STIM1 regulates Ca2+ entry via arachidonate-regulated Ca2+-selective (ARC) channels without store-depletion or translocation to the plasma membrane

Mignen O, Thompson JL, Shuttleworth TJ
Source: J Physiol
Publication Date: (2007)
Issue: 579(Pt 3): 703-15
Research Area:
Cancer Research/Cell Biology
Cells used in publication:
Species: human
Tissue Origin: kidney
Nucleofectorâ„¢ I/II/2b
Recent studies have indicated a critical role for STIM (stromal interacting molecule) proteins in the regulation of the store-operated mode of receptor-activated Ca(2+) entry.

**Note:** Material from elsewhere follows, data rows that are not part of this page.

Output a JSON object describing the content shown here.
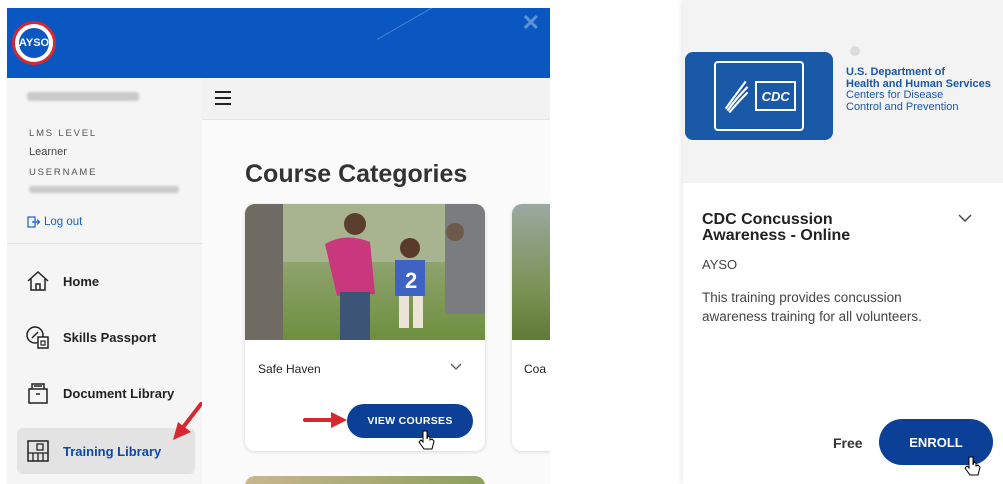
{
  "sidebar": {
    "lms_level_label": "LMS LEVEL",
    "lms_level_value": "Learner",
    "username_label": "USERNAME",
    "logout_label": "Log out",
    "items": [
      {
        "label": "Home",
        "icon": "home-icon"
      },
      {
        "label": "Skills Passport",
        "icon": "skills-passport-icon"
      },
      {
        "label": "Document Library",
        "icon": "document-library-icon"
      },
      {
        "label": "Training Library",
        "icon": "training-library-icon",
        "active": true
      }
    ]
  },
  "main": {
    "title": "Course Categories",
    "cards": [
      {
        "title": "Safe Haven",
        "button": "VIEW COURSES"
      },
      {
        "title": "Coa"
      }
    ]
  },
  "course": {
    "logo_org": "CDC",
    "logo_dept_line1": "U.S. Department of",
    "logo_dept_line2": "Health and Human Services",
    "logo_dept_line3": "Centers for Disease",
    "logo_dept_line4": "Control and Prevention",
    "title": "CDC Concussion Awareness - Online",
    "org": "AYSO",
    "description": "This training provides concussion awareness training for all volunteers.",
    "price": "Free",
    "enroll": "ENROLL"
  },
  "brand": {
    "logo_text": "AYSO"
  },
  "colors": {
    "brand_blue": "#0a57c2",
    "button_navy": "#0c3f96",
    "annotation_red": "#d7282f"
  }
}
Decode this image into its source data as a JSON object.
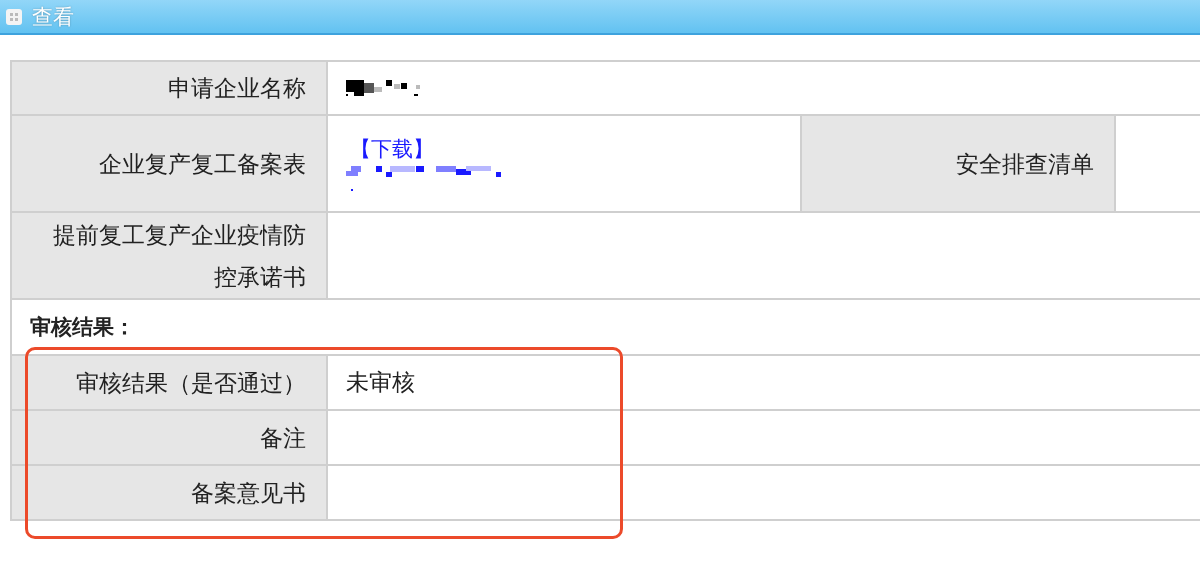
{
  "window": {
    "title": "查看"
  },
  "rows": [
    {
      "kind": "field",
      "label": "申请企业名称",
      "value": {
        "kind": "redacted"
      }
    },
    {
      "kind": "field_pair",
      "label": "企业复产复工备案表",
      "value": {
        "kind": "download",
        "link": "【下载】"
      },
      "label_2": "安全排查清单"
    },
    {
      "kind": "field",
      "label": "提前复工复产企业疫情防控承诺书"
    },
    {
      "kind": "section",
      "label": "审核结果："
    },
    {
      "kind": "field",
      "label": "审核结果（是否通过）",
      "value": {
        "kind": "text",
        "text": "未审核"
      }
    },
    {
      "kind": "field",
      "label": "备注"
    },
    {
      "kind": "field",
      "label": "备案意见书"
    }
  ],
  "annotation": {
    "kind": "highlight_box"
  }
}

Current models emphasize the role of STIM located in the endoplasmic reticulum membrane, where a Ca(2+)-binding EF-hand domain within the N-terminal of the protein lies within the lumen and is thought to represent the sensor for the depletion of intracellular Ca(2+) stores. Dissociation of Ca(2+) from this domain induces the aggregation of STIM to regions of the ER immediately adjacent to the plasma membrane where it acts to regulate the activity of store-operated Ca(2+) channels. However, the possible effects of STIM on other modes of receptor-activated Ca(2+) entry have not been examined. Here we show that STIM1 also regulates the arachidonic-acid-regulated Ca(2+)-selective (ARC) channels - receptor-activated Ca(2+) entry channels whose activation is entirely independent of store depletion. Regulation of the ARC channels by STIM1 does not involve dissociation of Ca(2+) from the EF-hand, or any translocation of STIM1. Instead, a critical role of STIM1 resident in the plasma membrane is indicated. Thus, exposure of intact cells to an antibody targeting the extracellular N-terminal domain of STIM1 inhibits ARC channel activity without significantly affecting the store-operated channels. A similar specific inhibition of the ARC channels is seen in cells expressing a STIM1 construct in which the N-linked glycosylation sites essential for the constitutive cell surface expression of STIM1, were mutated. We conclude that, in contrast to store-operated channels, regulation of ARC channels by STIM1 depends exclusively on the pool of STIM1 constitutively residing in the plasma membrane. These data demonstrate that STIM1 is a more universal regulator of Ca(2+) entry pathways than previously thought, and appears to have multiple modes of action.